Job continues and that in the end he will stand upon the earth literally dust which could be taken as "on my grave". Job was confident that even though it all seemed so unfair in this world there was one who would vindicate him in the end, in the world to come. He looked forward to the day of judgement with confidence because of his Redeemer. Are you the same? Can you say ‘I am ready for the judgement for I am looking to Jesus Christ the Redeemer who through his perfect life and death will vindicate me’? If we are looking to Christ, we can be totally confident that there will be no injustice, no unfairness. He will vindicate us.
3. Are you confident of resurrection through him?

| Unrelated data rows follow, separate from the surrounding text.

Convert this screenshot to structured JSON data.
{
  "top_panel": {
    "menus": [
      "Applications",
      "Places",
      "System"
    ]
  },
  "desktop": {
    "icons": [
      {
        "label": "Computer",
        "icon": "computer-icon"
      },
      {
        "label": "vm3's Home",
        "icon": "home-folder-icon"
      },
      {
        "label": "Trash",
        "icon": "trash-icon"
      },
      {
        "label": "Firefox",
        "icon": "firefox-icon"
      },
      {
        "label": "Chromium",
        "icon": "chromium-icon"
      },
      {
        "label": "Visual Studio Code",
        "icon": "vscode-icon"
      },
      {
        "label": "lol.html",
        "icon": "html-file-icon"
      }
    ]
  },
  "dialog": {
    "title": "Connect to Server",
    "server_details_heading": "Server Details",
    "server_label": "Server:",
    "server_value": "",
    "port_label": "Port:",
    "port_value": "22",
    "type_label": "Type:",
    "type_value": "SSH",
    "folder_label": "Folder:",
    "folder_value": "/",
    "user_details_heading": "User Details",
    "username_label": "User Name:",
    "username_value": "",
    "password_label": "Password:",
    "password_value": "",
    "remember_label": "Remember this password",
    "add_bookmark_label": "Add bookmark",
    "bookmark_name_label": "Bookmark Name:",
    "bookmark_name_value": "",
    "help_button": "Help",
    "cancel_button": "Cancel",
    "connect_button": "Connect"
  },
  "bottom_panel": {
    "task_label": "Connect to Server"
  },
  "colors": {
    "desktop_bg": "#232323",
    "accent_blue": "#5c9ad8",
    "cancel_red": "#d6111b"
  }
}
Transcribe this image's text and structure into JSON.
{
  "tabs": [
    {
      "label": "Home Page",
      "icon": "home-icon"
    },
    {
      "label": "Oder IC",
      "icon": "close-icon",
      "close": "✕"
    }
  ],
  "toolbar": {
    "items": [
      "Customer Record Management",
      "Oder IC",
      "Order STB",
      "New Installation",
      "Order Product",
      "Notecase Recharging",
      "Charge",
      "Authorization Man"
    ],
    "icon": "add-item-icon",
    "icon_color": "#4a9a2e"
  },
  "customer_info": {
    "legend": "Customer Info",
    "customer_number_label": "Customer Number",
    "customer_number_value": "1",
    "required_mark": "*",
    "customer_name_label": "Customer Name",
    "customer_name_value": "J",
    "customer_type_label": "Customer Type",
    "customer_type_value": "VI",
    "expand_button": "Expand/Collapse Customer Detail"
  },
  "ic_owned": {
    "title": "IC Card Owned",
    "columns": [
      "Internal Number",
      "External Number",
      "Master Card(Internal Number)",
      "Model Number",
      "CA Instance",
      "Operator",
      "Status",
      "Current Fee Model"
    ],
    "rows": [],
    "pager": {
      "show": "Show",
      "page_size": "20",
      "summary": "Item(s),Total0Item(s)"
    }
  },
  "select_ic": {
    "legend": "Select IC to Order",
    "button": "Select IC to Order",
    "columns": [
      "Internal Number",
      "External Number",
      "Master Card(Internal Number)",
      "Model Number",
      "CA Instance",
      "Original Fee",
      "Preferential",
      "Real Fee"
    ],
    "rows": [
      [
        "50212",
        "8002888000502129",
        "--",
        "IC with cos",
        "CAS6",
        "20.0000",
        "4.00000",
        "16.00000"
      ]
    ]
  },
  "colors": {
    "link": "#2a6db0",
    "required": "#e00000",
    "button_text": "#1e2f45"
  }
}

There is some debate about this but what Job seems to do next is to look forward to his own death (which he thinks is imminent) and then beyond that to the resurrection. It could be an anticipation of the turn around that comes at the end of the book but it seems more than this. It is more than just a wish too. He says with great confidence (26, 27) And after my skin has been destroyed, yet in my flesh I will see God; I myself will see him with my own eyes - I, and not another. How my heart yearns within me! The final phrase expresses Job’s intensity of feeling. Liberal commentators do not like the idea of such a strong statement of resurrection in the Old Testament but it was clearly an Old Testament belief, one held to by the later Old Testament students the Pharisees and by others. There should be no surprise that Job states it so well. Do you have the same confidence – that through Christ the Redeemer you will live again, regardless of what may happen here on earth? If you are truly looking to him, you ought to. Those who trust in him know life forever.
ConclusionVerses 28, 29 do not seem the obvious thing to say after such a high point but Job is turning confidently to his persecutors and warns them that they too need a Redeemer. If you say, How we will hound him, since the root of the trouble lies in him, you should fear the sword yourselves; for wrath will bring punishment by the sword, and then you will know that there is judgement. We all need a Redeemer.
There is no slick answer to the question of how we can have a relationship with a God who does bring innocent suffering but as we struggle (as Job struggled) in God’s grace we will see that there is a living Redeemer in whom we can trust. One writer on Job 19 takes us to the story of Jairus’s daughter and the point where the daughter dies and people tell Jairus to give up. But Jesus says ‘Don’t be afraid. Just trust in me.’ That is the message this morning. It will not bring immediate and automatic relief from suffering or trouble but it means that God is no longer simply an enemy, someone who makes life a misery but one who saves from hell and who gives a glorious future to all his own.